(4) The original designs gave the impression that, structurally, the building would be of a conventional steel/concrete frame construction with a finished exterior of roughback leuders stone and glass. However, Joseph Benjamin, a Lake|Flato associate partner and consultant to Muñoz on the project, said the new design would use a tilt wall system over concrete slab on grade.
Tilt wall construction is widely used in commercial construction for retail centers, office buildings and warehouses because of the cost savings. It is unusual for a prestige project such as a federal courthouse.
A participant at Wednesday’s meeting asked if tilt wall had ever been used for a federal courthouse. Benjamin responded that, “It’s been done before, but we can do it better.”
(5) During the original selection process for a contractor, GSA officials stated the construction documents would be completed by November 2017 and construction would begin by December 2017 or January 2018. Later reports claimed the project would break ground in time for the city’s Tricentennial festivities in the spring of 2018.
The process of revising the designs and the search for a new design-build team has pushed the construction start date by many months. The selection of a design-build team will proceed in two phases.
This outdoor courtyard corridor between the two wings of the original design is being replaced with an enclosed atrium.
Byrd said the GSA would formally solicit qualifications by the first week of December. Responses will be due in mid-January 2018.
The short list of firms considered for an invitation to submit proposals would be limited to three companies. They will be notified the third week of February, she said.
“There will be a pre-proposal conference at some point,” Byrd said, adding that the proposals will be due in mid-June. This part of the process will involve oral presentations that will be given at the GSA’s Fort Worth office.
The three firms competing in the second phase will be required to produce preliminary designs. Each firm will be given a stipend of $20,000 to defray the cost of their design work. In addition, they will be referencing designs provided by Muñoz to the GSA as bridging documents.
Attendees were told that Muñoz, which is also now the construction manager on the project, would have more responsibility on the design of certain key areas that are most visible to the public. These include the exterior, the courtrooms, the lobby, and an atrium that is situated within the west facade and overlooks San Pedro Creek; the San Antonio River Authority is in the process of converting that section of the creek into a linear park. Muñoz will also produce more detailed designs for the judges chambers.
The selected design-build team will be primarily responsible for finishing designs on the rest of the building.
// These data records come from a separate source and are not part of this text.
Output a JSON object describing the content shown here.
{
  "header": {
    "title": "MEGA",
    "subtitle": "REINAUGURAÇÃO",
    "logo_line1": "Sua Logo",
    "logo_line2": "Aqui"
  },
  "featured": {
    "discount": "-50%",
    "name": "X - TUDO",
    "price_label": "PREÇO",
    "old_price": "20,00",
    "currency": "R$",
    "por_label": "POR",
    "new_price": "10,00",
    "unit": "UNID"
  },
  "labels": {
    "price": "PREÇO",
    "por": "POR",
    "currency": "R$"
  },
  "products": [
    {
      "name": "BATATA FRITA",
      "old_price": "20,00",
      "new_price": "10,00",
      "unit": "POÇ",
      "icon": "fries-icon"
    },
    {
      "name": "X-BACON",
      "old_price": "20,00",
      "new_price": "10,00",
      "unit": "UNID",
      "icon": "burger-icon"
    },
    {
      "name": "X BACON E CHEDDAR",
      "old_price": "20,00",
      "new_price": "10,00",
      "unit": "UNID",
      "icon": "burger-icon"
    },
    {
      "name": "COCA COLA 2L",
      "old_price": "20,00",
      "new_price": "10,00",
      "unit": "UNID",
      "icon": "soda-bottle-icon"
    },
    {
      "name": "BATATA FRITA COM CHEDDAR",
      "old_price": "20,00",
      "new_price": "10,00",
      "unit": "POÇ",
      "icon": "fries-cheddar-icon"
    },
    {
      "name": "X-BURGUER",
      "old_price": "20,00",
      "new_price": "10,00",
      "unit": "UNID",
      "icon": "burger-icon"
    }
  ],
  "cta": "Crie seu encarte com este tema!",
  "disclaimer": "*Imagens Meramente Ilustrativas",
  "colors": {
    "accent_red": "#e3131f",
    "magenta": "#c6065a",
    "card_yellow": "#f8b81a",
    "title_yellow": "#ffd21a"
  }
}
The GSA anticipates it will award the contract by mid-August 2018.
The new courthouse is to be built on a 7-acre site in the west end of downtown that was formerly home to the headquarters of the San Antonio Police Department. It is needed to replace the antiquated John H. Wood Jr. Federal Courthouse, which was built in 1967-1968. It was originally the United States Pavilion in the 1968 world’s fair (Hemisfair ’68), and later converted to a courthouse.
The revised site plan portrays the outline of a three-story building with a smaller parking lot and no underground parking.
Adolfo Pesquera (Reporter/Editor) is a veteran news journalist. He has worked for Hearst Corp., American Lawyer Media, News Corp and Freedom Communications. His work has been published in newspapers and magazines across the USA. He is a journalism graduate of UT-RGV. He writes, edits and creates digital pages for VBX.